DESCRIPTION OF THE TASK:
This task is to restate all of the entries exactly.

DATA FOR ANALYSIS:
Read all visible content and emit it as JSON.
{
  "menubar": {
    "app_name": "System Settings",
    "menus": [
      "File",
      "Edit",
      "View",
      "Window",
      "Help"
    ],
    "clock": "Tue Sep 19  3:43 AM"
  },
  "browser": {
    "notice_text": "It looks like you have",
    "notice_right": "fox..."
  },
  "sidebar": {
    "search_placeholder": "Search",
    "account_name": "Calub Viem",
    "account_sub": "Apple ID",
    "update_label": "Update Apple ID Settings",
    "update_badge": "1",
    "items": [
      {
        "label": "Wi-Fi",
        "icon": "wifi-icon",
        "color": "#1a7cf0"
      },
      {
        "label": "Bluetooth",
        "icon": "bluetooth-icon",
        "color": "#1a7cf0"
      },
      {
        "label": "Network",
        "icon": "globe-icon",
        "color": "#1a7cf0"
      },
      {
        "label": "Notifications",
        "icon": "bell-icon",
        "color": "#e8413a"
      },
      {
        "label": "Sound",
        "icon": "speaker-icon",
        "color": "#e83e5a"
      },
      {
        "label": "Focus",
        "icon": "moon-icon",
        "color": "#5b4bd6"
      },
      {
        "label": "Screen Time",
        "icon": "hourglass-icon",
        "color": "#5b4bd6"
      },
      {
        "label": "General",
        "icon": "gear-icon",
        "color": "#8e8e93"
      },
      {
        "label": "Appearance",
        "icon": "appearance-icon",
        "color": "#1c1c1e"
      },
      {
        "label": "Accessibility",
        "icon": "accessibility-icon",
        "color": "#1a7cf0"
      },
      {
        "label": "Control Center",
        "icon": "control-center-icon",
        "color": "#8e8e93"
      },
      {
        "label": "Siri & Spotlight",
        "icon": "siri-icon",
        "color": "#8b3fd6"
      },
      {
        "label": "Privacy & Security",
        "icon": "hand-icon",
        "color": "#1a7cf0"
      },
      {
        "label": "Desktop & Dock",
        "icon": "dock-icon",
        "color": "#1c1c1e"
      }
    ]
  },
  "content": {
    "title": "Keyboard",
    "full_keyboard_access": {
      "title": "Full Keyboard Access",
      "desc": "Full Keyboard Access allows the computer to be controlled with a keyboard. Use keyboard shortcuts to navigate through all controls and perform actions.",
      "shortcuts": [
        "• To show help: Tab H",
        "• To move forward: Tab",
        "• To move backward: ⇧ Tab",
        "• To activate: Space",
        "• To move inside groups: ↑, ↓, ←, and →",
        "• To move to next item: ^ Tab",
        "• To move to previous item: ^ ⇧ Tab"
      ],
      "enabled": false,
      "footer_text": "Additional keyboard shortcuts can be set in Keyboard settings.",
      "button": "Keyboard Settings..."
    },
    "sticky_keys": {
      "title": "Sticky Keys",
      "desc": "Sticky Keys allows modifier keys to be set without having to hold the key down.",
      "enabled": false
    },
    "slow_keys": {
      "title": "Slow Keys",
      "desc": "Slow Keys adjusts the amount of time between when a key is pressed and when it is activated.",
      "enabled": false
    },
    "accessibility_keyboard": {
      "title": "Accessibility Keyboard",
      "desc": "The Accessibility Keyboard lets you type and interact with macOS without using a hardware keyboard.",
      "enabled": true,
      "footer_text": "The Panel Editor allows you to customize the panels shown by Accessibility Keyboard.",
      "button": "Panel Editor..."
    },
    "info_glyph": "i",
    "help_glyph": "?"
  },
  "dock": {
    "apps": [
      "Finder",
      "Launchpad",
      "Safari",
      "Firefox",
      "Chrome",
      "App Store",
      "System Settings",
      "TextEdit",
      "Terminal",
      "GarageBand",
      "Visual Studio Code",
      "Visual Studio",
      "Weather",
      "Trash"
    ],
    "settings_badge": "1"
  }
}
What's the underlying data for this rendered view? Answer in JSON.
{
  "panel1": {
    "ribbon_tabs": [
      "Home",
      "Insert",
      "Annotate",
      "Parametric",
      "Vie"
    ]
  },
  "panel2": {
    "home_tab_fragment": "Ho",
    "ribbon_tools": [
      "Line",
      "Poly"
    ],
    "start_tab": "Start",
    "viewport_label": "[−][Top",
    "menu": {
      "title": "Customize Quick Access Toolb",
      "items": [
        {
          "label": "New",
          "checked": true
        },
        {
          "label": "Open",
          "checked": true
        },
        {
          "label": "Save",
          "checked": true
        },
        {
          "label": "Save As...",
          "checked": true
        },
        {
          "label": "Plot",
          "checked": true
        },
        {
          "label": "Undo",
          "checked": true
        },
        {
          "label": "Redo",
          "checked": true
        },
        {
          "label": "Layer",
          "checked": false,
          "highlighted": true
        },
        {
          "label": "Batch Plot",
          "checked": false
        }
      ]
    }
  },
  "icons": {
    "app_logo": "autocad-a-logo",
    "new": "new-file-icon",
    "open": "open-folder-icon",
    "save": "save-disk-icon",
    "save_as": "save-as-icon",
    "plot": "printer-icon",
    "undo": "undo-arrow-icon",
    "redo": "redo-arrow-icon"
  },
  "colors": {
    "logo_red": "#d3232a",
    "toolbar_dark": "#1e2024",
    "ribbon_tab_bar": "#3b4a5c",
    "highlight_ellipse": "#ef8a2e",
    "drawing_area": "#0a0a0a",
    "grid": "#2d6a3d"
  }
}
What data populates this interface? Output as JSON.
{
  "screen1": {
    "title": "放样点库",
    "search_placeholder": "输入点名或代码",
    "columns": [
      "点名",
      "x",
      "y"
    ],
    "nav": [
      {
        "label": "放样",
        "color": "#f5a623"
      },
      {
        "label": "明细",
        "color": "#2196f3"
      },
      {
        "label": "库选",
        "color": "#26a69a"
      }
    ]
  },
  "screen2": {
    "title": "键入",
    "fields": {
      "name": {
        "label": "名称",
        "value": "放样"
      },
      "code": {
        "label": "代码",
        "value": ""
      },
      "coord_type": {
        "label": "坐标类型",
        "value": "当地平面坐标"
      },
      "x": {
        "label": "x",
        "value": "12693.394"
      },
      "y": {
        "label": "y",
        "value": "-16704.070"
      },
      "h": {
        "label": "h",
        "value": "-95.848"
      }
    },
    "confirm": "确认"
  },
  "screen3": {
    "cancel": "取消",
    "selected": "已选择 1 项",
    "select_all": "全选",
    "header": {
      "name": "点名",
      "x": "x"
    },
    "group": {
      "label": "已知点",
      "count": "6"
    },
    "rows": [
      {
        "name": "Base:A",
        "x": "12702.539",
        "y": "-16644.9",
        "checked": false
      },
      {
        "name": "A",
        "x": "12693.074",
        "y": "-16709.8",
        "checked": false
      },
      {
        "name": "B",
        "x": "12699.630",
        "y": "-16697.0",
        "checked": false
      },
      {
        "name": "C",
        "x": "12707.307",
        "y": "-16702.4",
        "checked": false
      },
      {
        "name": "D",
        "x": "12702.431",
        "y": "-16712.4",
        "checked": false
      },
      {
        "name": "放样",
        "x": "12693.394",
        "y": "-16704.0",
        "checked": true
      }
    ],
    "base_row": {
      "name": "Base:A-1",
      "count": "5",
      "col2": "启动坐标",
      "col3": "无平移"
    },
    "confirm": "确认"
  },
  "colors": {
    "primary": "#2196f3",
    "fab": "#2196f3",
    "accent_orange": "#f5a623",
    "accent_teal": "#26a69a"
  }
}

OUTPUT FOR THIS EXERCISE:
Read all visible content and emit it as JSON.
{
  "menubar": {
    "app_name": "System Settings",
    "menus": [
      "File",
      "Edit",
      "View",
      "Window",
      "Help"
    ],
    "clock": "Tue Sep 19  3:43 AM"
  },
  "browser": {
    "notice_text": "It looks like you have",
    "notice_right": "fox..."
  },
  "sidebar": {
    "search_placeholder": "Search",
    "account_name": "Calub Viem",
    "account_sub": "Apple ID",
    "update_label": "Update Apple ID Settings",
    "update_badge": "1",
    "items": [
      {
        "label": "Wi-Fi",
        "icon": "wifi-icon",
        "color": "#1a7cf0"
      },
      {
        "label": "Bluetooth",
        "icon": "bluetooth-icon",
        "color": "#1a7cf0"
      },
      {
        "label": "Network",
        "icon": "globe-icon",
        "color": "#1a7cf0"
      },
      {
        "label": "Notifications",
        "icon": "bell-icon",
        "color": "#e8413a"
      },
      {
        "label": "Sound",
        "icon": "speaker-icon",
        "color": "#e83e5a"
      },
      {
        "label": "Focus",
        "icon": "moon-icon",
        "color": "#5b4bd6"
      },
      {
        "label": "Screen Time",
        "icon": "hourglass-icon",
        "color": "#5b4bd6"
      },
      {
        "label": "General",
        "icon": "gear-icon",
        "color": "#8e8e93"
      },
      {
        "label": "Appearance",
        "icon": "appearance-icon",
        "color": "#1c1c1e"
      },
      {
        "label": "Accessibility",
        "icon": "accessibility-icon",
        "color": "#1a7cf0"
      },
      {
        "label": "Control Center",
        "icon": "control-center-icon",
        "color": "#8e8e93"
      },
      {
        "label": "Siri & Spotlight",
        "icon": "siri-icon",
        "color": "#8b3fd6"
      },
      {
        "label": "Privacy & Security",
        "icon": "hand-icon",
        "color": "#1a7cf0"
      },
      {
        "label": "Desktop & Dock",
        "icon": "dock-icon",
        "color": "#1c1c1e"
      }
    ]
  },
  "content": {
    "title": "Keyboard",
    "full_keyboard_access": {
      "title": "Full Keyboard Access",
      "desc": "Full Keyboard Access allows the computer to be controlled with a keyboard. Use keyboard shortcuts to navigate through all controls and perform actions.",
      "shortcuts": [
        "• To show help: Tab H",
        "• To move forward: Tab",
        "• To move backward: ⇧ Tab",
        "• To activate: Space",
        "• To move inside groups: ↑, ↓, ←, and →",
        "• To move to next item: ^ Tab",
        "• To move to previous item: ^ ⇧ Tab"
      ],
      "enabled": false,
      "footer_text": "Additional keyboard shortcuts can be set in Keyboard settings.",
      "button": "Keyboard Settings..."
    },
    "sticky_keys": {
      "title": "Sticky Keys",
      "desc": "Sticky Keys allows modifier keys to be set without having to hold the key down.",
      "enabled": false
    },
    "slow_keys": {
      "title": "Slow Keys",
      "desc": "Slow Keys adjusts the amount of time between when a key is pressed and when it is activated.",
      "enabled": false
    },
    "accessibility_keyboard": {
      "title": "Accessibility Keyboard",
      "desc": "The Accessibility Keyboard lets you type and interact with macOS without using a hardware keyboard.",
      "enabled": true,
      "footer_text": "The Panel Editor allows you to customize the panels shown by Accessibility Keyboard.",
      "button": "Panel Editor..."
    },
    "info_glyph": "i",
    "help_glyph": "?"
  },
  "dock": {
    "apps": [
      "Finder",
      "Launchpad",
      "Safari",
      "Firefox",
      "Chrome",
      "App Store",
      "System Settings",
      "TextEdit",
      "Terminal",
      "GarageBand",
      "Visual Studio Code",
      "Visual Studio",
      "Weather",
      "Trash"
    ],
    "settings_badge": "1"
  }
}
What's the underlying data for this rendered view? Answer in JSON.
{
  "panel1": {
    "ribbon_tabs": [
      "Home",
      "Insert",
      "Annotate",
      "Parametric",
      "Vie"
    ]
  },
  "panel2": {
    "home_tab_fragment": "Ho",
    "ribbon_tools": [
      "Line",
      "Poly"
    ],
    "start_tab": "Start",
    "viewport_label": "[−][Top",
    "menu": {
      "title": "Customize Quick Access Toolb",
      "items": [
        {
          "label": "New",
          "checked": true
        },
        {
          "label": "Open",
          "checked": true
        },
        {
          "label": "Save",
          "checked": true
        },
        {
          "label": "Save As...",
          "checked": true
        },
        {
          "label": "Plot",
          "checked": true
        },
        {
          "label": "Undo",
          "checked": true
        },
        {
          "label": "Redo",
          "checked": true
        },
        {
          "label": "Layer",
          "checked": false,
          "highlighted": true
        },
        {
          "label": "Batch Plot",
          "checked": false
        }
      ]
    }
  },
  "icons": {
    "app_logo": "autocad-a-logo",
    "new": "new-file-icon",
    "open": "open-folder-icon",
    "save": "save-disk-icon",
    "save_as": "save-as-icon",
    "plot": "printer-icon",
    "undo": "undo-arrow-icon",
    "redo": "redo-arrow-icon"
  },
  "colors": {
    "logo_red": "#d3232a",
    "toolbar_dark": "#1e2024",
    "ribbon_tab_bar": "#3b4a5c",
    "highlight_ellipse": "#ef8a2e",
    "drawing_area": "#0a0a0a",
    "grid": "#2d6a3d"
  }
}
What data populates this interface? Output as JSON.
{
  "screen1": {
    "title": "放样点库",
    "search_placeholder": "输入点名或代码",
    "columns": [
      "点名",
      "x",
      "y"
    ],
    "nav": [
      {
        "label": "放样",
        "color": "#f5a623"
      },
      {
        "label": "明细",
        "color": "#2196f3"
      },
      {
        "label": "库选",
        "color": "#26a69a"
      }
    ]
  },
  "screen2": {
    "title": "键入",
    "fields": {
      "name": {
        "label": "名称",
        "value": "放样"
      },
      "code": {
        "label": "代码",
        "value": ""
      },
      "coord_type": {
        "label": "坐标类型",
        "value": "当地平面坐标"
      },
      "x": {
        "label": "x",
        "value": "12693.394"
      },
      "y": {
        "label": "y",
        "value": "-16704.070"
      },
      "h": {
        "label": "h",
        "value": "-95.848"
      }
    },
    "confirm": "确认"
  },
  "screen3": {
    "cancel": "取消",
    "selected": "已选择 1 项",
    "select_all": "全选",
    "header": {
      "name": "点名",
      "x": "x"
    },
    "group": {
      "label": "已知点",
      "count": "6"
    },
    "rows": [
      {
        "name": "Base:A",
        "x": "12702.539",
        "y": "-16644.9",
        "checked": false
      },
      {
        "name": "A",
        "x": "12693.074",
        "y": "-16709.8",
        "checked": false
      },
      {
        "name": "B",
        "x": "12699.630",
        "y": "-16697.0",
        "checked": false
      },
      {
        "name": "C",
        "x": "12707.307",
        "y": "-16702.4",
        "checked": false
      },
      {
        "name": "D",
        "x": "12702.431",
        "y": "-16712.4",
        "checked": false
      },
      {
        "name": "放样",
        "x": "12693.394",
        "y": "-16704.0",
        "checked": true
      }
    ],
    "base_row": {
      "name": "Base:A-1",
      "count": "5",
      "col2": "启动坐标",
      "col3": "无平移"
    },
    "confirm": "确认"
  },
  "colors": {
    "primary": "#2196f3",
    "fab": "#2196f3",
    "accent_orange": "#f5a623",
    "accent_teal": "#26a69a"
  }
}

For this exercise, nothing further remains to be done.